Feb. 6, 1899
After being incorporated as a city in 1892, Deering is annexed by Portland, swelling the city’s population by 7,500. (Wikipedia; “Creating Portland,” Joseph Conforti.)
Dozens of tongues
Students at Deering High School speak more than 50 languages at home, and come from more than 30 countries. (dhs.portlandschools.org.)
‘City of Homes’
The Odd Fellows published this pamphlet on Deering in 1897. (“Deering: A Social and Architectural History,” by William David Barry and Patricia McGraw Anderson.)
5th annual, coming up

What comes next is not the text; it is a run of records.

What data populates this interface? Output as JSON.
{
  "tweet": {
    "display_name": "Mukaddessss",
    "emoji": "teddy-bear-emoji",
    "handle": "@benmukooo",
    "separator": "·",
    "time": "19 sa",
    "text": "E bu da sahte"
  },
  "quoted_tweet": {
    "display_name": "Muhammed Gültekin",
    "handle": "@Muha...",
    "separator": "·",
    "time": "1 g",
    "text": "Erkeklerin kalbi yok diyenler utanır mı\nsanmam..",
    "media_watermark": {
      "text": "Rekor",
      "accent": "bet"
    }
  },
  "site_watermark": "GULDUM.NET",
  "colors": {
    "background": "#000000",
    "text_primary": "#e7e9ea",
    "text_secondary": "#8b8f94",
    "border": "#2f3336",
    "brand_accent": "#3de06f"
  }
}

Porchfest, which features musicians playing on a number of neighborhood porches, is scheduled for Sunday, Sept. 9, from 1-5 p.m.

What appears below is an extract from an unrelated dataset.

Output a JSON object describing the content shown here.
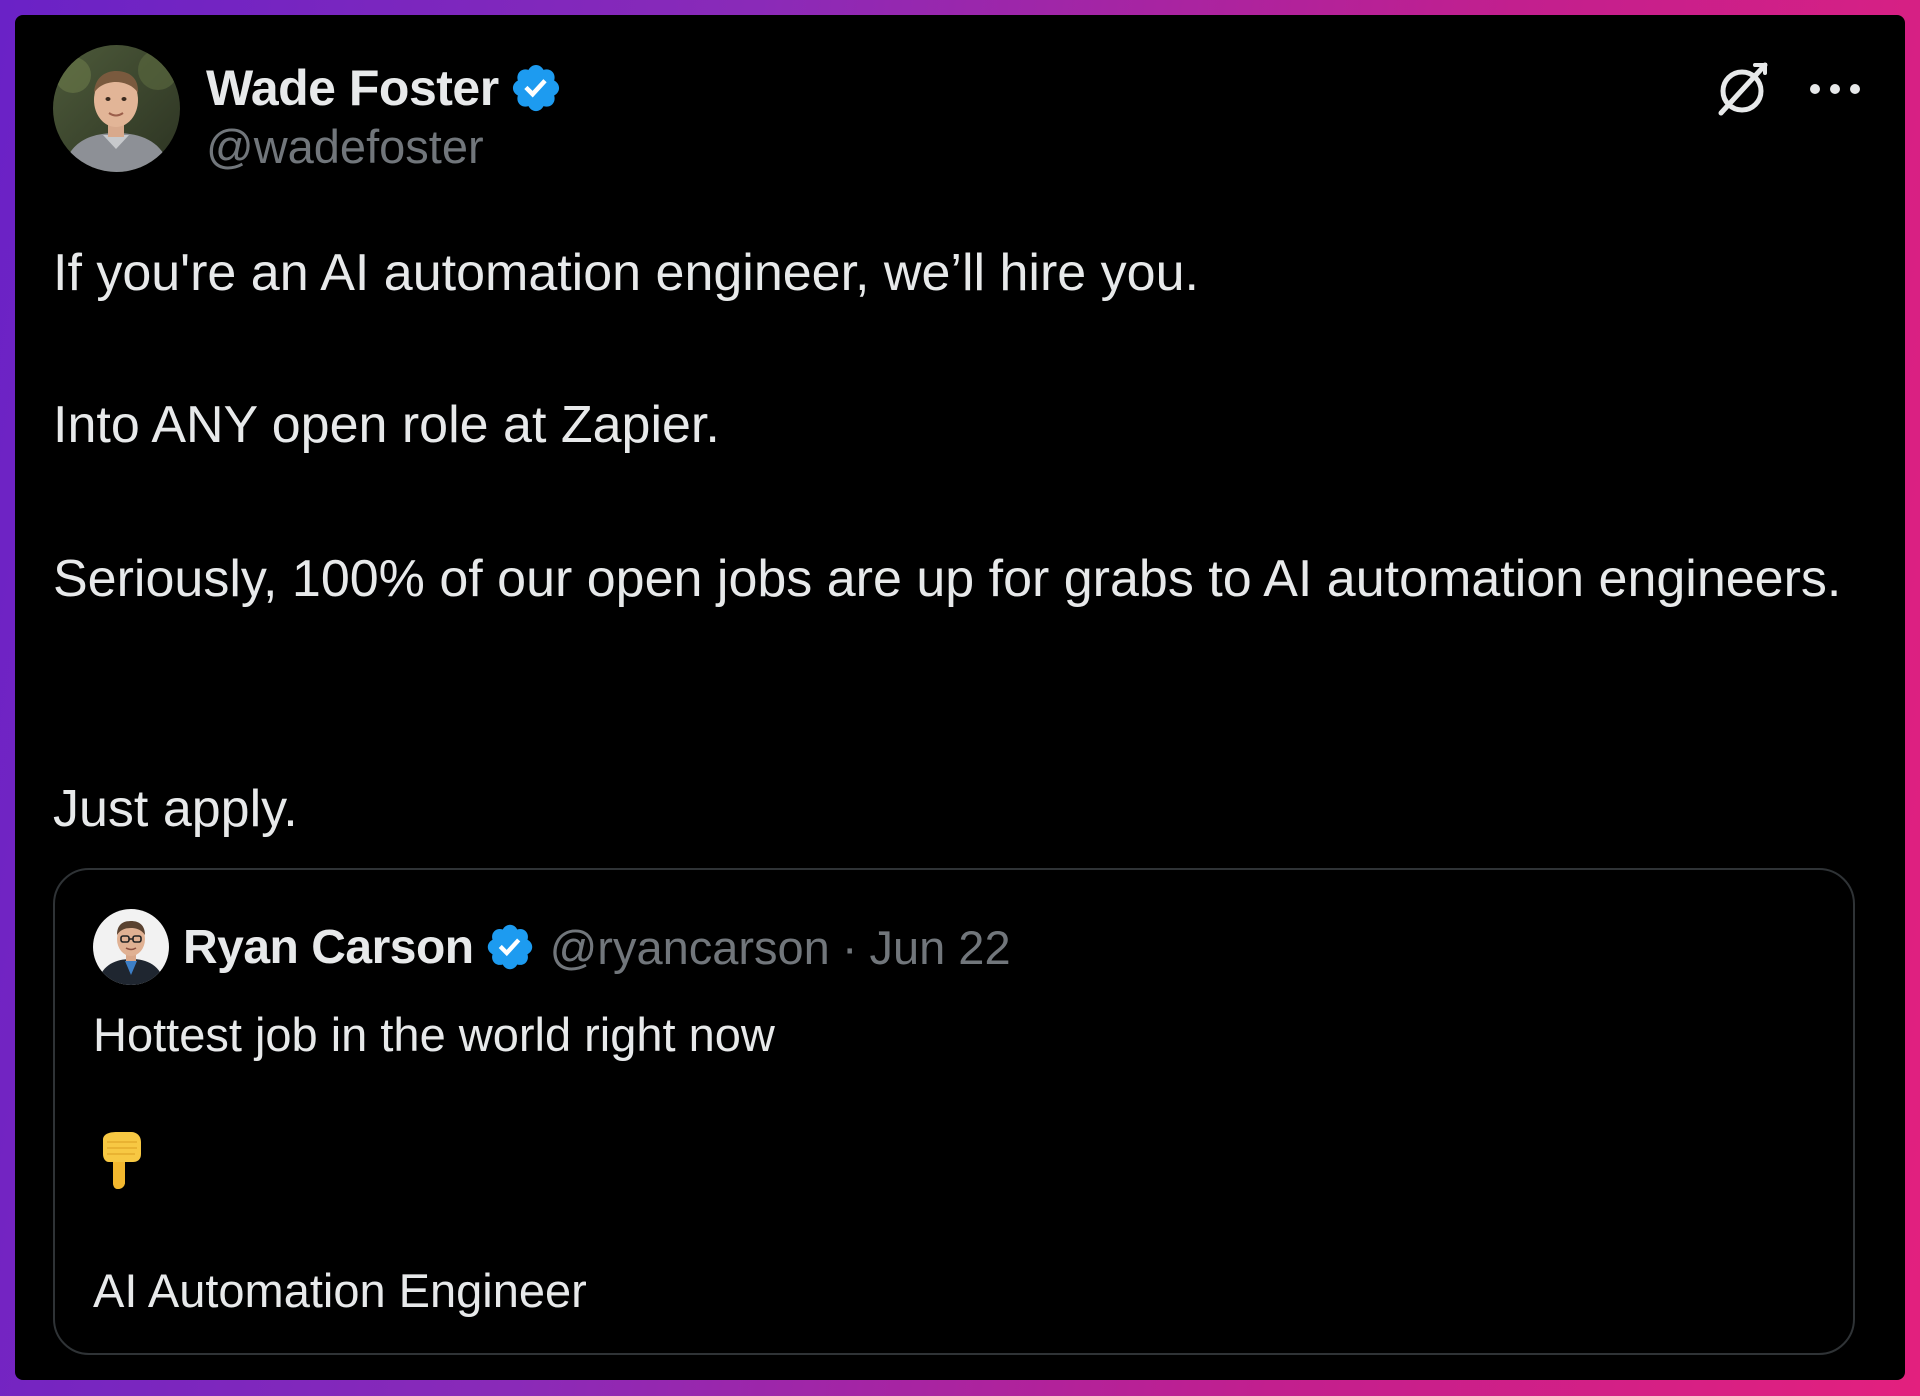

Since 1929
Roy’s Shoe Shop on Stevens Avenue has been rehabbing shoes.
Rings, but no ring
The Gothic-design 1902 Wilde Memorial Chapel in Evergreen Cemetery is available for weddings, but the bell cannot be rung. (portlandmaine.gov.)
1937
Saw the opening of Maine’s first osteopathic hospital, at the corner of Pleasant Avenue and Matthews Street. The 1910 building is now condominiums.
29.5 acres
In 1946, Gov. Percival Baxter presented Portland with Baxter Woods, named for his father, former mayor James Phinney Baxter.
‘Crowds of 10,000’
Presumpscot Park, which was behind today’s Deering High, was a trotting track that opened in 1875 and had a “base-ball grounds in the center.” (“Deering: A Social and Architectural History,” by William David Barry and Patricia McGraw Anderson.)
Local buzz
In the spring, The Honey Exchange offers three-pound packages of Russian hybrid queens. This year’s bees have sold out, though. (thehoneyexchange.com.)
$60 million (est.) man
Born in Italy, Donald Della Valle opened a tiny “beer parlor” at Woodfords Corner in the early 1930s, the start of the Valle’s Steak House chain. He died a wealthy man in 1977. (“Deering: A Social and Architectural History,” by William David Barry and Patricia McGraw Anderson.)

On the Market in and around Deering Center